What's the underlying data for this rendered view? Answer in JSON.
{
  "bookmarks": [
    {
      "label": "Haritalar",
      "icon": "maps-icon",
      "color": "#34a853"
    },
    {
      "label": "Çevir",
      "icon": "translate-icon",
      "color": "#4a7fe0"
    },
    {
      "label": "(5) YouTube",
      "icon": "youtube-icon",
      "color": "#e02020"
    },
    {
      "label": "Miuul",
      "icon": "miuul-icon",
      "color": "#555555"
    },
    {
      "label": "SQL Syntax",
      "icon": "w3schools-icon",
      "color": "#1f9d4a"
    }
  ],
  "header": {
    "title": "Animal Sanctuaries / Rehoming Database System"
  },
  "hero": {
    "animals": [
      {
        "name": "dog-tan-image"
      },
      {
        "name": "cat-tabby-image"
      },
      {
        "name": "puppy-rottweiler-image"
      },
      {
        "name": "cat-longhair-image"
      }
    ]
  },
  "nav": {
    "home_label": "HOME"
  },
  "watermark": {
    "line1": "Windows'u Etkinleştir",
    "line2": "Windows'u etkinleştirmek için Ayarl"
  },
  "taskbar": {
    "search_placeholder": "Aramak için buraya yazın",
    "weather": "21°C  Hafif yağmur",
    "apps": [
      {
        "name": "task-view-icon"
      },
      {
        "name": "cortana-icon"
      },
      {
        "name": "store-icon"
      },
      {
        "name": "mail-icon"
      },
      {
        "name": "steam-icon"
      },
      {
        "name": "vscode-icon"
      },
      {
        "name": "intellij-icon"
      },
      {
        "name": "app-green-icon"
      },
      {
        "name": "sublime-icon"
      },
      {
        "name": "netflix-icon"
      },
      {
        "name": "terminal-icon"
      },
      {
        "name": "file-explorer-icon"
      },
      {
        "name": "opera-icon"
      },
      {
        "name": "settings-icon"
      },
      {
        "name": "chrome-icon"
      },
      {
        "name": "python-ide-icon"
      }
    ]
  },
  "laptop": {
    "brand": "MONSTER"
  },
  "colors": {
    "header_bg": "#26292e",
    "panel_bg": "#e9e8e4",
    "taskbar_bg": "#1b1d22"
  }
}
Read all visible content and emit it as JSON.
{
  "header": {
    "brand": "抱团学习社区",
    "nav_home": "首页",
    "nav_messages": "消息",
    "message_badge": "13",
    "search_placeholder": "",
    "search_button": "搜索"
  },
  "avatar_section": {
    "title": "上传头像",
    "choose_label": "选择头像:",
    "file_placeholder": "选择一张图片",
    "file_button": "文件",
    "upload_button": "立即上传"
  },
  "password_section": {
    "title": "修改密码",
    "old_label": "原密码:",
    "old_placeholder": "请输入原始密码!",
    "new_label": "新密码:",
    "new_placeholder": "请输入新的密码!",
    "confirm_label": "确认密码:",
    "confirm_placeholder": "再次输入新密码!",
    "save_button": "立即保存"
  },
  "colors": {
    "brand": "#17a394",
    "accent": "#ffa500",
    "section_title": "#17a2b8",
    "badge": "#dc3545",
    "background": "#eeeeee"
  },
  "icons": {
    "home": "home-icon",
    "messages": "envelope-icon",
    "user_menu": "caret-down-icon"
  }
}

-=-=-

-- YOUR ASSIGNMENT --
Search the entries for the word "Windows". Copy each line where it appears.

-- EXERCISE ANSWER --
    "line1": "Windows'u Etkinleştir",
    "line2": "Windows'u etkinleştirmek için Ayarl"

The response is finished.